Extracted data |
______________________________
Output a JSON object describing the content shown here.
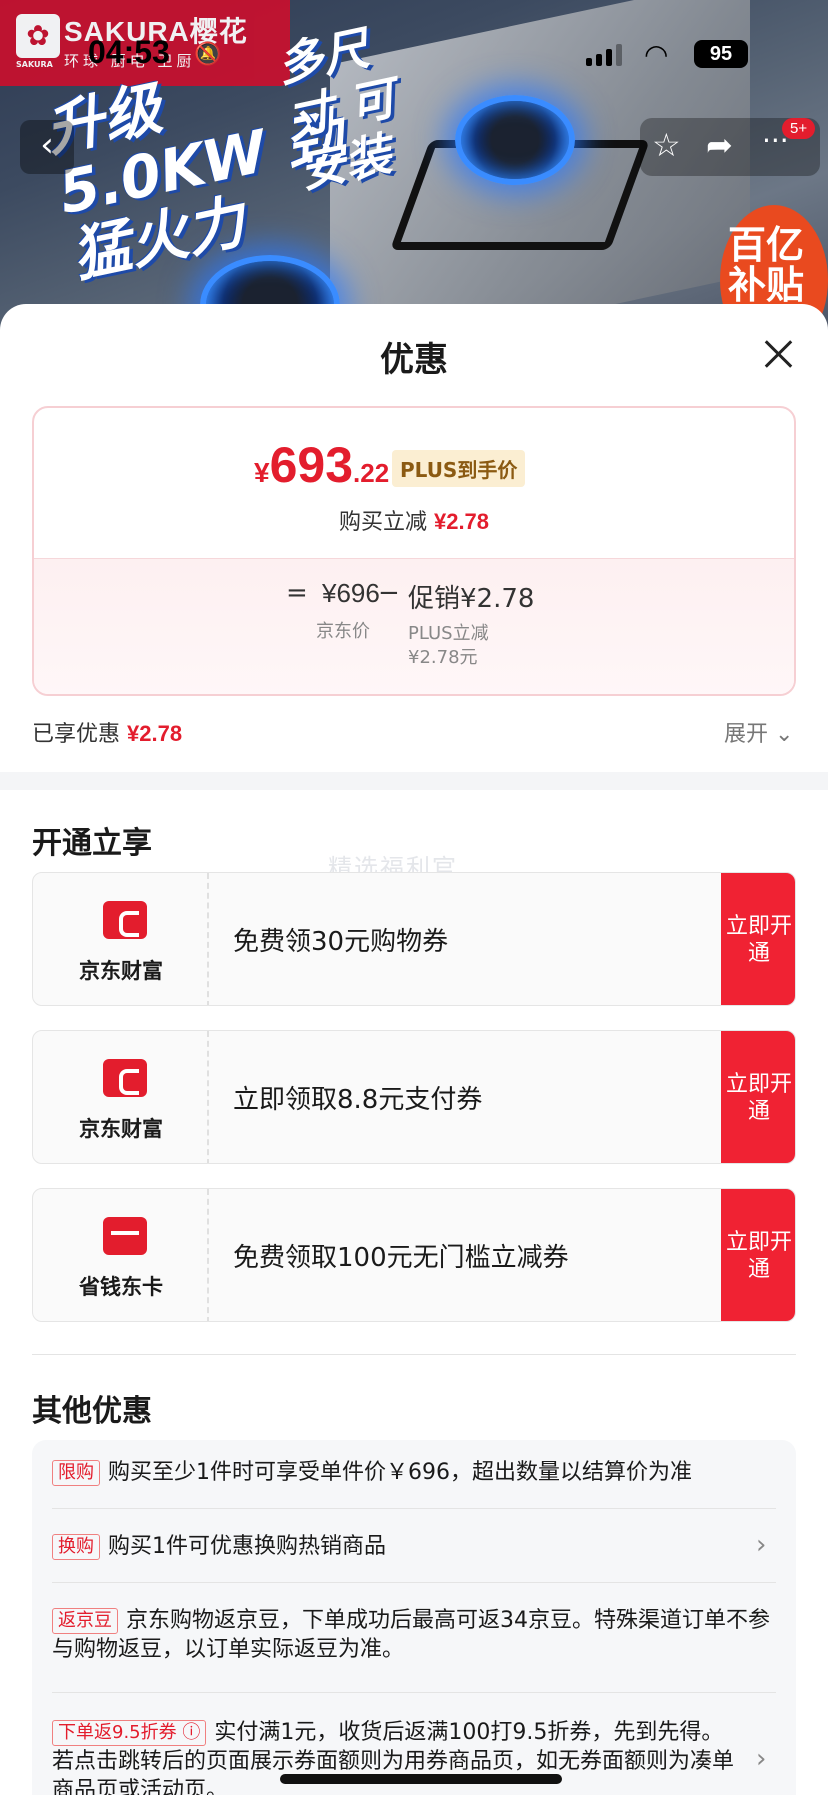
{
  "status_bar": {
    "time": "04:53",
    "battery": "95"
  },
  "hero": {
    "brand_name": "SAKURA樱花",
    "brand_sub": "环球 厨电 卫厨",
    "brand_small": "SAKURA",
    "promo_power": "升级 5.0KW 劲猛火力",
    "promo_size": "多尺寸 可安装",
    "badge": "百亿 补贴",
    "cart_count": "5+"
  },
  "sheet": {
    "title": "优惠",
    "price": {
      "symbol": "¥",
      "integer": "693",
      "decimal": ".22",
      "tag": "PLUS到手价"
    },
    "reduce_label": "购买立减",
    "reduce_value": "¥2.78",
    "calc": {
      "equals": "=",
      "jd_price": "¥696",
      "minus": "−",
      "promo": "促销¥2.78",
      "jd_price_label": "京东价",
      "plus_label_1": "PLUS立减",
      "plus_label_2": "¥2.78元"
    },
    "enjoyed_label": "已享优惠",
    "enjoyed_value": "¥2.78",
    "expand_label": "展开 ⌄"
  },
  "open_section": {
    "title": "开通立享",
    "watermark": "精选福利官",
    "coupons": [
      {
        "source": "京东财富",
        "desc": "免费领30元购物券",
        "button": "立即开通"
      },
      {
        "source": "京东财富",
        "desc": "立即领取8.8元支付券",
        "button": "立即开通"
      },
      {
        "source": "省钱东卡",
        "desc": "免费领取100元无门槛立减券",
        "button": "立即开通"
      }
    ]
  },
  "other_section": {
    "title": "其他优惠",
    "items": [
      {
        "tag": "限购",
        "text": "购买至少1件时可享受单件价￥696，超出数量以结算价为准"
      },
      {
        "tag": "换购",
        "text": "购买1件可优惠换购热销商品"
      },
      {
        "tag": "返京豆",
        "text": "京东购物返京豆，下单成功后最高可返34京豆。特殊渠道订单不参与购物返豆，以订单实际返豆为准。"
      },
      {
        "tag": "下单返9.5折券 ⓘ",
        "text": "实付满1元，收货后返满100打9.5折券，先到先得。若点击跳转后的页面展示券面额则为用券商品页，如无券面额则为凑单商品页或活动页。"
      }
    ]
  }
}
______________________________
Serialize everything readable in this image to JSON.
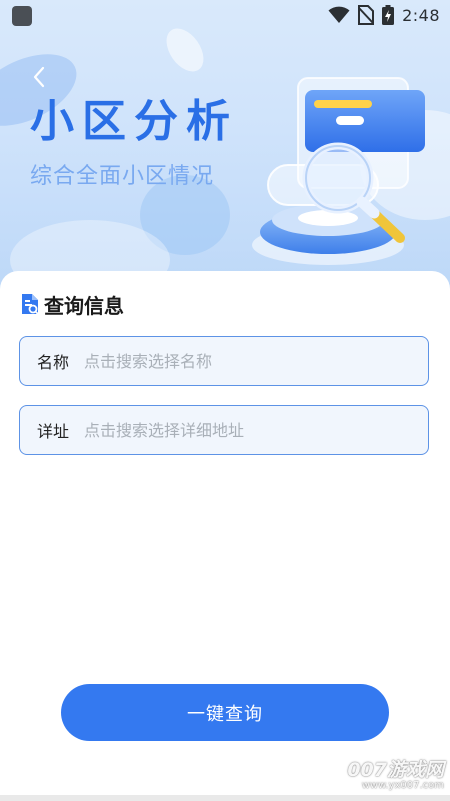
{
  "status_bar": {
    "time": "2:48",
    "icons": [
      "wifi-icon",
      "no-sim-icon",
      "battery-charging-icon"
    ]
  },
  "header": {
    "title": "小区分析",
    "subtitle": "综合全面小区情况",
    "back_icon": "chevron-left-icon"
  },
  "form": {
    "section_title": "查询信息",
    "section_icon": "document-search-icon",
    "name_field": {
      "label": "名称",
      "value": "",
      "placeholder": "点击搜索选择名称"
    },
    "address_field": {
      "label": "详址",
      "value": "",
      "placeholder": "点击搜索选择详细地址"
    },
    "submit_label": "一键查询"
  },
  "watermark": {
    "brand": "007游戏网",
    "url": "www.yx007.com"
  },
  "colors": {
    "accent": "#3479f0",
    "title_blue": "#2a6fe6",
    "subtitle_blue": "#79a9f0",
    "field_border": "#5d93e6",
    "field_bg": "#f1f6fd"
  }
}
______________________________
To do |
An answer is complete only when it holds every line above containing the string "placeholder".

Answer |
      "placeholder": "点击搜索选择名称"
      "placeholder": "点击搜索选择详细地址"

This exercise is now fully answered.